=== Begin Enclosure ===

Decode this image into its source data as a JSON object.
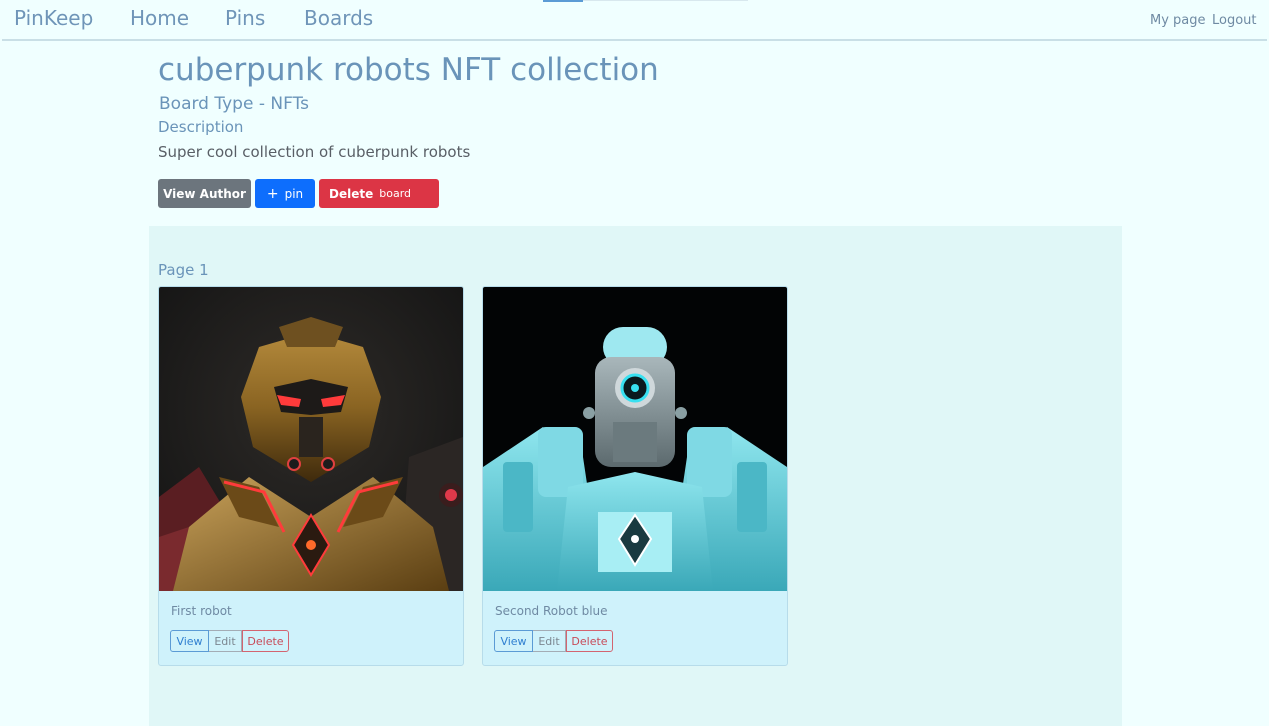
{
  "nav": {
    "brand": "PinKeep",
    "links": [
      "Home",
      "Pins",
      "Boards"
    ],
    "right_links": [
      "My page",
      "Logout"
    ]
  },
  "board": {
    "title": "cuberpunk robots NFT collection",
    "type_line": "Board Type - NFTs",
    "description_label": "Description",
    "description": "Super cool collection of cuberpunk robots"
  },
  "actions": {
    "view_author": "View Author",
    "pin_plus": "+",
    "pin": "pin",
    "delete_strong": "Delete",
    "delete_small": "board"
  },
  "page_label": "Page 1",
  "pins": [
    {
      "title": "First robot",
      "view": "View",
      "edit": "Edit",
      "delete": "Delete",
      "image": "gold-robot-image"
    },
    {
      "title": "Second Robot blue",
      "view": "View",
      "edit": "Edit",
      "delete": "Delete",
      "image": "cyan-robot-image"
    }
  ],
  "colors": {
    "page_bg": "#f0ffff",
    "panel_bg": "#e0f7f7",
    "card_bg": "#cff2fb",
    "link": "#6f95b8",
    "secondary_btn": "#6c757d",
    "primary_btn": "#0d6efd",
    "danger_btn": "#dc3545"
  }
}
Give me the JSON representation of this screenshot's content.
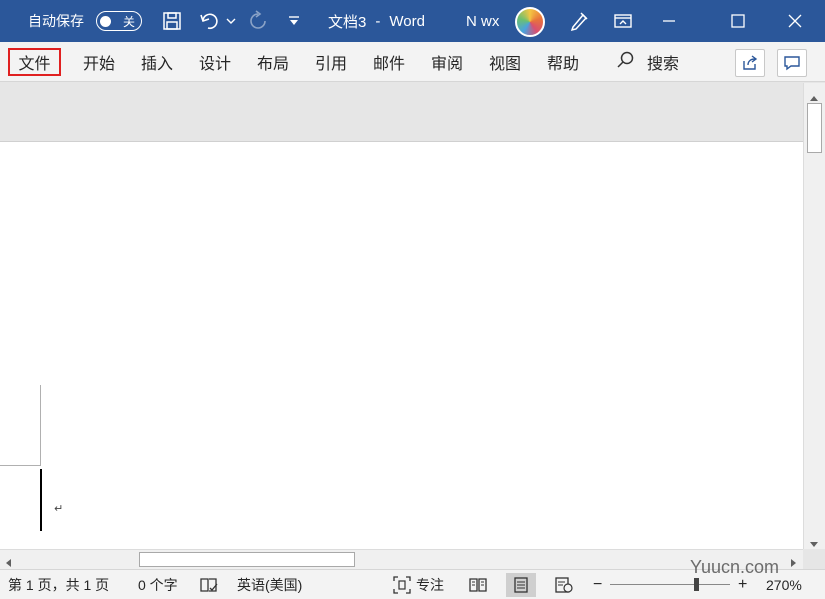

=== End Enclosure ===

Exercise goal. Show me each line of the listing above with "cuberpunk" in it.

Solution for this exercise.
    "title": "cuberpunk robots NFT collection",
    "description": "Super cool collection of cuberpunk robots"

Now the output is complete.